When I hear Andy Williams sing, “It’s the most wonderful time of the year,” I cringe. I replace “wonderful” and sing to myself, “It’s the most terrible time of the year.”
Is anyone with me?
For me and many others, the holidays are not full of joy. They are a stark reminder of those we have lost. I used to love the holiday season, especially when I was married. My married name was Sara Holly, and, man, I enjoyed playing that up. Happy Holly-days, Have a Holly Jolly Christmas, Deck the Halls with Sara Holly (the possibilities are endless).
Three years into my marriage, tragedy struck. In August of 2004, my father was out for his morning jog and was killed by a sleepy driver.
Christmas has never felt the same to me.
My jolly dad genuinely loved Christmas, and I have vivid memories of him during December evenings. Manhattan in hand, he admired our beautifully lit tree while he played Andy Williams and “Holiday Sing Along with Mitch” on the record player. Sometimes he even sang along despite his glaring lack of musical talent.
I was a complete mess that entire first year without him, and the first Christmas felt like torture.
I didn’t think Christmas could get worse, and then a few short years later I found myself going through a devastating divorce. When my daughter was just a year old, I kept up the front of holiday happiness as I watched my marriage unravel. No one else knew our marriage was failing, so I dug deep to bake cookies, to buy presents and to “say cheese” for family photos. One Christmas later, I was separated from my husband and the following year I was divorced.
For several years, I felt the void of losing two important men in my life.
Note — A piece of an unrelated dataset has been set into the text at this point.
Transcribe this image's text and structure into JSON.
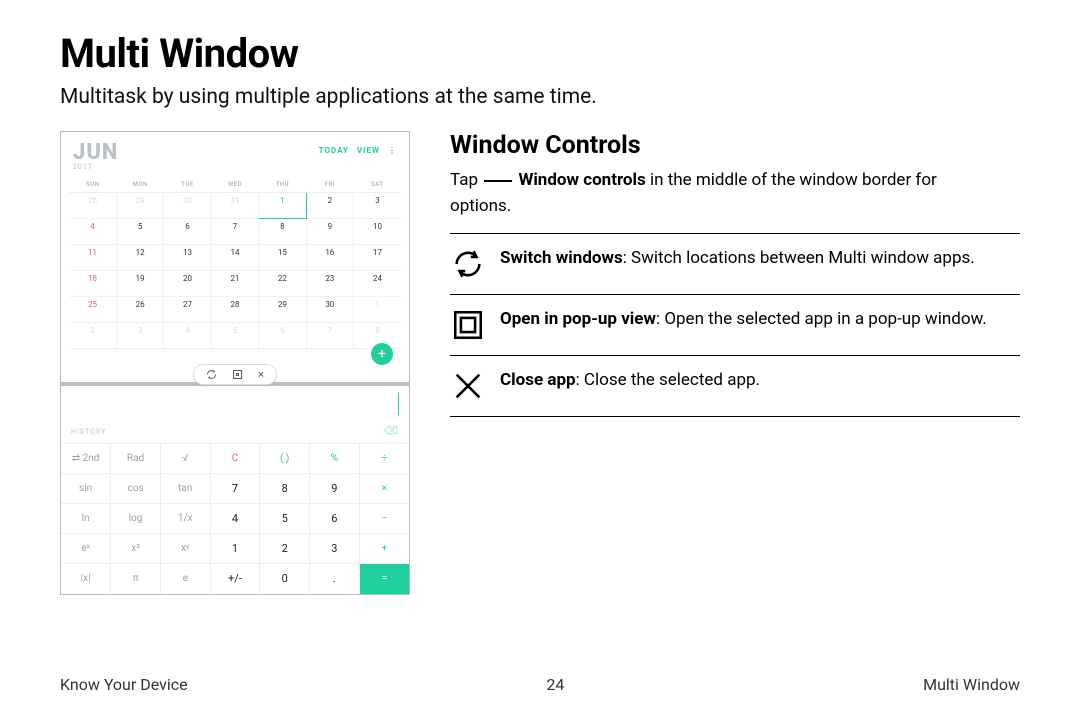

Along with that, I grieved the loss of my ex-husband’s family. Each year I hear from my enthusiastic daughter about the Holly holiday traditions that no longer include me, from picking out a Christmas tree at the family farm in North Carolina to watching “Christmas Vacation” on Christmas Eve with a rambunctious crew.
The holidays were not joyful, not peaceful, and certainly not merry.
The holidays meant suffering.
My Compassion Cultivation Training teachers taught me that suffering happens when you want something you can’t have or get something you don’t want. I certainly never wanted to split time with my daughter on Christmas Eve and Christmas Day. In fact, I had always imagined a home full of people on Christmas instead of just me, Hannah, and our dog Scout. I did not want this.
Why am I sharing this? Because the holiday blues strike many of us, and I’m hoping that by sharing my own experience I can help others know they are not alone.
For anyone like me, this should be a season of self-compassion. We should acknowledge that we’re suffering, we should recognize we’re not alone, and we should comfort ourselves. We should also reach out to our friends and loved ones who can support us during this time.
For those who are lucky enough to truly enjoy this time of year, I hope you will take time to consider that others may be struggling and might need your help.
What’s the best way to help others? Here’s a story written by Omid Safi from OnBeing.org that offers sage advice:
There is a story told and retold in the Middle East about how to help someone who’s drowning.
The story goes that a man had fallen into a river. He was not much of a swimmer and was in real danger of drowning. A crowd of concerned people wanted to rescue him. They were standing at the edge of the water, each of them urgently shouting out to him:
“Give me your hand, give me your hand!”
The man was battling the waves and ignored their urgent plea. He kept going under and was clearly struggling to take another breath.
A saintly man walked up to the scene. He too cared about the drowning man. But his approach was different. Calmly he walked up to the water, waded in up to his knees, glanced lovingly at the drowning man, and said:
“Take my hand.”
Much to everyone’s surprise, the drowning man reached out and grabbed the saint’s hand. The two came out of the dangerous water. The drowning man sat up at the edge of the water, breathing heavily, looking relieved, exhausted, and grateful.
The crowd turned towards the saint and asked in complete puzzlement: “How were you able to reach him when he didn’t heed our plea?” The saint calmly said:
“You all asked him for something, his hand. I offered him something, my hand. A drowning man is in no position to give you anything.”
Let us remember not to ask anything of someone who is drowning.
I’m happy to report that after many years of sadness during the holidays, I’m feeling much better. My compassion and self-compassion practices have helped me tremendously, and I truly enjoy sharing San Diego’s unique holiday festivities with my daughter. (We have ice skating at the beach for heaven’s sake!) I’m grateful that I can be on the giving end of compassion for my friends who need help.
I wish you a holiday season full of compassion for yourself and others. It may not be the most wonderful time of the year, but we can make it less terrible if we care for each other.